When Jesus rode into Jerusalem on a donkey (rather than a stallion), in his upside-down Kingdom way, desperation was in the air. The Jewish citizens were under the heavy yoke of the Roman Empire. They had heard about Jesus. Rumor was that he claimed to be a king. Even, the Messiah. When word got out that Jesus was coming into Jerusalem, he was greeted as a king.
There were shouts of “Blessed is the King of Israel!” Clearly, the people saw in Jesus the answer to their nationalistic, messianic hopes.
Earlier, a crowd had wanted to make Jesus king (6:15). Now, this gathering was recognizing him as king, in the city of the great King. Here was the great dream of a Davidic ruler who would come and liberate Israel, establish peace, and subdue the Gentiles
The way Jesus entered Jerusalem was a deliberate, prophetic “Zechariah 9:9 act.” Zech. 9:9 reads: Do not be afraid, O Daughter of Zion; see, your king is coming, seated on a donkey's colt.
Jesus enters Jerusalem in a kingly way, and the people respond in a kingly fashion. The imagery is regal, even messianic, though this is a humble Messiah. As the people spread their garments (NIV: their cloaks) on the road, a "red carpet" of sorts is produced.
He has come to rescue them. They people were about to be "hosanna-ed." But it was not going to happen as they imagined. Because Jesus is a different kind of king. He will "hosanna" the world by dying on a cross.
The meaning Jesus attaches to his triumphal entry is different from the peoples' expectations. N.T. Wright says, "That, perhaps, is where we can learn the most from this tory today."
People often turn to God when there’s something they want, and they want it to look a certain way. Here, in our Palm Sunday story, everyone wants Jesus to ride into the city and be the kind of king they say he ought to be. “Help!” “Save the life of my sick child!” “Pay my bills!” “Give us peace, now!”

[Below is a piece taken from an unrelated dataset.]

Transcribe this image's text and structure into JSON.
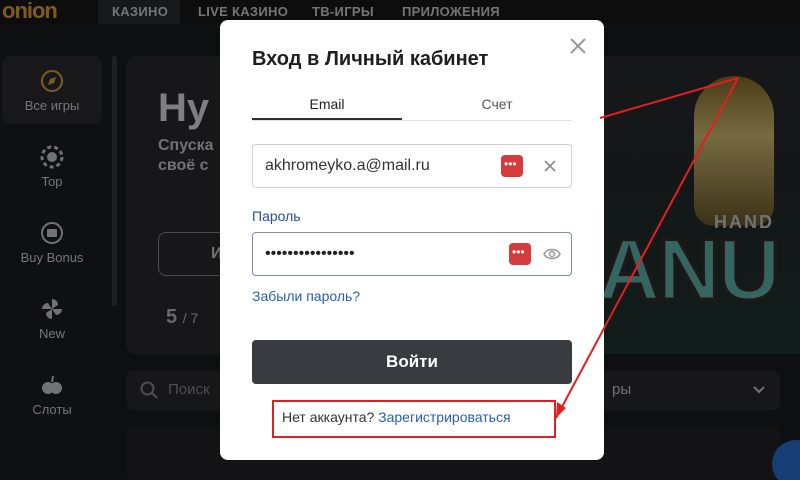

Jesus does intend to respond to the people’s cries. He has come to seek and save the lost. He has come for people who need help. He will be there for people who are sick and need a doctor. But he is not coming to be all things to all people. He is not riding into Jerusalem to conform to the expectations of the crowds. He is going to answer, in his own way.
The people wanted a prophet. This prophet, Jesus, will tell the people they are under coming judgment.

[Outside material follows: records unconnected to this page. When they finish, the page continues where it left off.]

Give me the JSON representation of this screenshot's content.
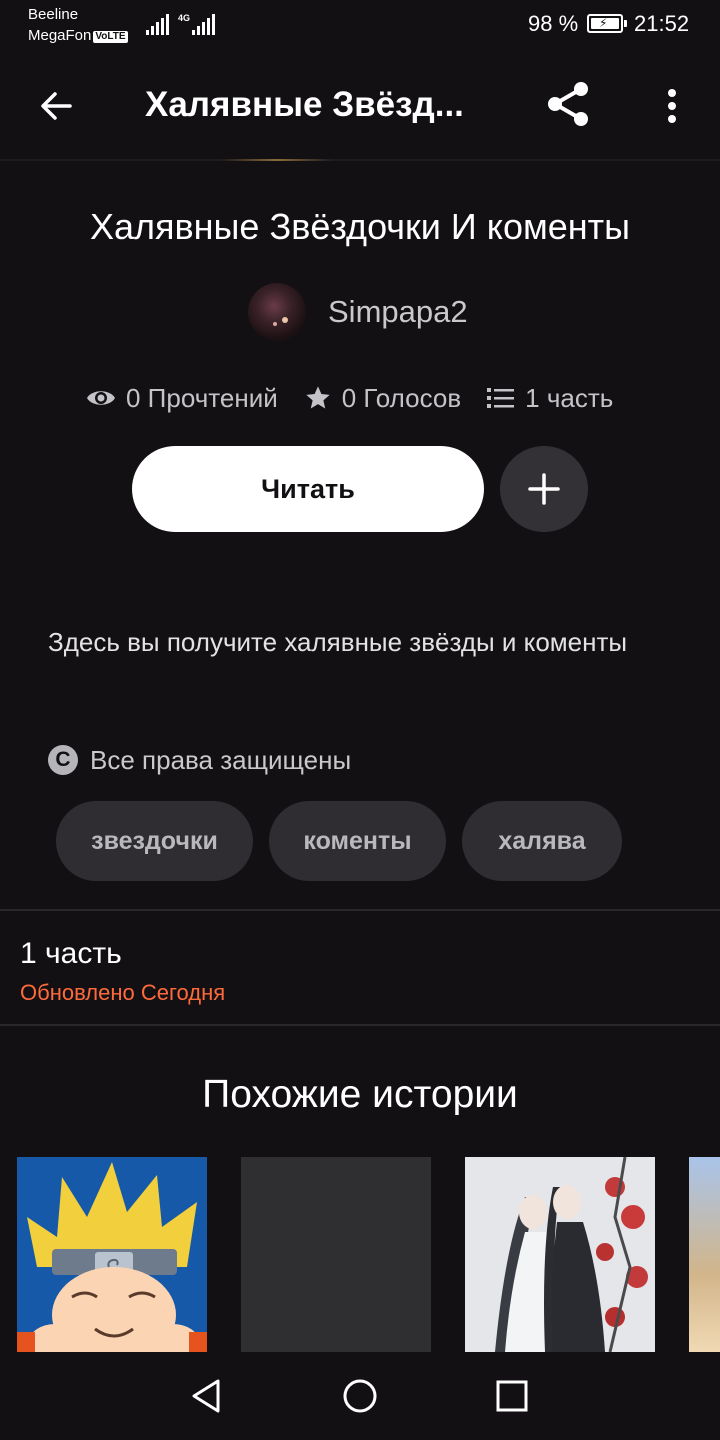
{
  "status_bar": {
    "carrier_1": "Beeline",
    "carrier_2": "MegaFon",
    "volte": "VoLTE",
    "network": "4G",
    "battery": "98 %",
    "time": "21:52"
  },
  "app_bar": {
    "title": "Халявные Звёзд...",
    "back_icon": "arrow-left-icon",
    "share_icon": "share-icon",
    "more_icon": "more-vertical-icon"
  },
  "story": {
    "title": "Халявные Звёздочки И коменты",
    "author": "Simpapa2",
    "stats": {
      "reads": "0 Прочтений",
      "votes": "0 Голосов",
      "parts": "1 часть"
    },
    "read_button": "Читать",
    "description": "Здесь вы получите халявные звёзды и коменты",
    "copyright": "Все права защищены",
    "tags": [
      "звездочки",
      "коменты",
      "халява"
    ]
  },
  "parts": {
    "title": "1 часть",
    "updated": "Обновлено Сегодня"
  },
  "similar": {
    "title": "Похожие истории"
  },
  "colors": {
    "background": "#121013",
    "accent_orange": "#ff6a3d",
    "tag_bg": "#2f2d31",
    "button_bg": "#ffffff"
  }
}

They wanted a Messiah. This one is going to be enthroned on a pagan cross.
The crowds wanted to be rescued from evil and oppression. Jesus is going to do that, but in a far, far deeper way than they could envision.
Jesus is going beneath surface evil, into the depths of the human heart. N.T. Wright says: “Precisely because Jesus says ‘yes’ to their desires at the deepest level, he will have to say ‘no’ or ‘wait’ to the desires they are conscious of, and expressed.” (NTW, Matt, 68)

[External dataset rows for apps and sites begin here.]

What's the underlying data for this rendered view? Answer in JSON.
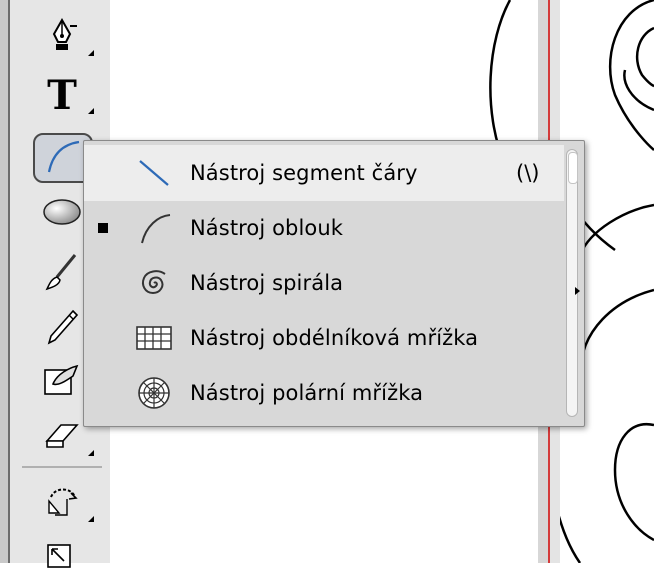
{
  "toolbar": {
    "tools": [
      {
        "name": "pen-tool-icon",
        "has_flyout": true
      },
      {
        "name": "type-tool-icon",
        "label": "T",
        "has_flyout": true
      },
      {
        "name": "line-segment-tool-icon",
        "has_flyout": true,
        "active": true
      },
      {
        "name": "ellipse-tool-icon",
        "has_flyout": true
      },
      {
        "name": "paintbrush-tool-icon",
        "has_flyout": true
      },
      {
        "name": "pencil-tool-icon",
        "has_flyout": true
      },
      {
        "name": "blob-brush-tool-icon",
        "has_flyout": true
      },
      {
        "name": "eraser-tool-icon",
        "has_flyout": true
      },
      {
        "name": "rotate-tool-icon",
        "has_flyout": true
      },
      {
        "name": "scale-tool-icon",
        "has_flyout": true
      }
    ]
  },
  "flyout_menu": {
    "items": [
      {
        "label": "Nástroj segment čáry",
        "shortcut": "(\\)",
        "icon": "line-segment-icon",
        "checked": false,
        "highlighted": true
      },
      {
        "label": "Nástroj oblouk",
        "shortcut": "",
        "icon": "arc-icon",
        "checked": true,
        "highlighted": false
      },
      {
        "label": "Nástroj spirála",
        "shortcut": "",
        "icon": "spiral-icon",
        "checked": false,
        "highlighted": false
      },
      {
        "label": "Nástroj obdélníková mřížka",
        "shortcut": "",
        "icon": "rectangular-grid-icon",
        "checked": false,
        "highlighted": false
      },
      {
        "label": "Nástroj polární mřížka",
        "shortcut": "",
        "icon": "polar-grid-icon",
        "checked": false,
        "highlighted": false
      }
    ]
  },
  "colors": {
    "toolbar_bg": "#e6e6e6",
    "menu_bg": "#d8d8d8",
    "menu_highlight": "#ededed",
    "guide": "#d43b3b"
  }
}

Once you cry out “Hosanna,” Jesus will “hosanna” you more thoroughly than you imagine, more deeply than you wanted. The hosanna-ing Jesus brings is not just a band aid. On Palm Sunday we are given “an object lesson in the mismatch between our expectations and God’s answer.” (NTW, Matthew, 69)
The bad news is that the crowds are going to be disappointed. The good news is that their disappointment is on a surface, shallow level. “Deep down, Jesus’ arrival at the great city is indeed the moment when salvation is dawning… The “Hosannas” were justified… they were correct…. but not for the reasons they supposed. To learn this lesson is to take a large step towards wisdom and humility, and towards genuine Christian faith.” (NTW, Matt, 69)
1. If you are a Jesus-follower, you have been hosanna-ed. You called. He answered. He came to your rescue. Think of how God has become your Rescuer. Make a list of things he has hosanna-ed you from. Carry it with you, and give God thanks.
2. Christ has not stopped loving you. He remains your Redeemer, your Rescuer. If there is an area in your life that needs hosanna-ing, identify it, and cry out to him in prayer.
My first two books are...
Praying: Reflection on 40 Years of Solitary Conversations with God (May 2016)
Leading the Presence-Driven Church (January 2018)
I am now writing...
Technology and Spiritual Formation
How God Changes the Human Heart: A Phenomenology of Spiritual Transformation